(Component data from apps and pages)
______
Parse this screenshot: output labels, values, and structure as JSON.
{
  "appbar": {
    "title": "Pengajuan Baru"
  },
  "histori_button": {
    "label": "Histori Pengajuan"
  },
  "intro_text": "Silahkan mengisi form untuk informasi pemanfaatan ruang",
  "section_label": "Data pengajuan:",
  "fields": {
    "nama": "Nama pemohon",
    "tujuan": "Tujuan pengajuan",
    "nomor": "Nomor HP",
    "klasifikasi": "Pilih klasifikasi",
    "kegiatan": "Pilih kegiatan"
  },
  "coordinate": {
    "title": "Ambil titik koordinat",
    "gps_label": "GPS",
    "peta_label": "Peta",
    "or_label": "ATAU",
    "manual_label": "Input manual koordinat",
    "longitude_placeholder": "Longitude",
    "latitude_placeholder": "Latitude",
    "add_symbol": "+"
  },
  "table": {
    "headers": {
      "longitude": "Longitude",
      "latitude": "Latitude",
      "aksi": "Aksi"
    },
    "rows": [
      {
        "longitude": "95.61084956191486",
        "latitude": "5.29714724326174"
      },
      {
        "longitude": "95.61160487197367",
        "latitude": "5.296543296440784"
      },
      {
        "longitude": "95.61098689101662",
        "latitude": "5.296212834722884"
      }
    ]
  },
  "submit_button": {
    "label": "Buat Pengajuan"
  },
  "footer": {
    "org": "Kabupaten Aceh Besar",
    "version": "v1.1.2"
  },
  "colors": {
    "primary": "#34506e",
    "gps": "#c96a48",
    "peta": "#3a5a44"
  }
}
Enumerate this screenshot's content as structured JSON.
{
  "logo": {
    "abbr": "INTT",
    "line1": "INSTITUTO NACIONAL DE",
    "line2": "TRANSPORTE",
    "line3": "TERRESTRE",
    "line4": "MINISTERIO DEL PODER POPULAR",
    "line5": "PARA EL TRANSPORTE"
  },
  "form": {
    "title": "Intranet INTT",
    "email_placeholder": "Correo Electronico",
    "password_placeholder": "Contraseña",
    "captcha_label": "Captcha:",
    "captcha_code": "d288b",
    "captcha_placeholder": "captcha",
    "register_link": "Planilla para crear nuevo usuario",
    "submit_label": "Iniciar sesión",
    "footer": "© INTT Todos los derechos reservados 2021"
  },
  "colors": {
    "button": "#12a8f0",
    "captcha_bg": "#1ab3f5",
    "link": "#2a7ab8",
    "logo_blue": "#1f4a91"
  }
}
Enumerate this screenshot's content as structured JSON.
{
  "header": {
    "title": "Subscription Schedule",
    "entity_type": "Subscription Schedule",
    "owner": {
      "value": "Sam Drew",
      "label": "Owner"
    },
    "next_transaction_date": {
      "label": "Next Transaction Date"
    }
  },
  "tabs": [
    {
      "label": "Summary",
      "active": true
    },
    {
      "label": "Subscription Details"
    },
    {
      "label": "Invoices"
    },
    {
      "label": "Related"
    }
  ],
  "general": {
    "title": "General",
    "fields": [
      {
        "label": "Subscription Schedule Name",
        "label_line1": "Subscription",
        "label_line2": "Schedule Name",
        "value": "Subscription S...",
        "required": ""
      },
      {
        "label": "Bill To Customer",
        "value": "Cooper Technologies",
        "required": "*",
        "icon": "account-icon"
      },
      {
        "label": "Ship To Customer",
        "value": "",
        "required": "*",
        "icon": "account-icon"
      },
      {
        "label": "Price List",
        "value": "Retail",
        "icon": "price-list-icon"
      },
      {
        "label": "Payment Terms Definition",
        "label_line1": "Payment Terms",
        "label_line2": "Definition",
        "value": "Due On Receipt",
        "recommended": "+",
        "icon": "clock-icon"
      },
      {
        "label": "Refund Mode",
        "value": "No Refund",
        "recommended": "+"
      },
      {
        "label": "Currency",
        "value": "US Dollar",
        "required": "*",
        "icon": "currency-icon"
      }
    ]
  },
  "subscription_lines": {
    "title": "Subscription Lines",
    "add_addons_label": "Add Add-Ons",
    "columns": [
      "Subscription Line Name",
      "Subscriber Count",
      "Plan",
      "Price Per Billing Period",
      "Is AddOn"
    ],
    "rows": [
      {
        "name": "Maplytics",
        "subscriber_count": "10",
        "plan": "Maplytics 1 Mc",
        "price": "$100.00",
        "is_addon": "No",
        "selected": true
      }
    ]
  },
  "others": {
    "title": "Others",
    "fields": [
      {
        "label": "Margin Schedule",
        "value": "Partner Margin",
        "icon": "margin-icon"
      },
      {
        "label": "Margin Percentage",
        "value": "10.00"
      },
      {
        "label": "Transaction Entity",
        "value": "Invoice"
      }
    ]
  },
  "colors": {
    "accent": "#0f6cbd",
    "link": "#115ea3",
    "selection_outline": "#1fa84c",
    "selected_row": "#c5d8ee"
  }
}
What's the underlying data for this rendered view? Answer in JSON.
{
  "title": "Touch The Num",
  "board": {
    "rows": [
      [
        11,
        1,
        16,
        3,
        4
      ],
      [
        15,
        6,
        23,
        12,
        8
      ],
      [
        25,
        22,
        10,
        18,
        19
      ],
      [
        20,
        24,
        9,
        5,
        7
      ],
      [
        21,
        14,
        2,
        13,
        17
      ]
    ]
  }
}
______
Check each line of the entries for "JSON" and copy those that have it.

*Worked solution:*
Parse this screenshot: output labels, values, and structure as JSON.
Enumerate this screenshot's content as structured JSON.
Enumerate this screenshot's content as structured JSON.
What's the underlying data for this rendered view? Answer in JSON.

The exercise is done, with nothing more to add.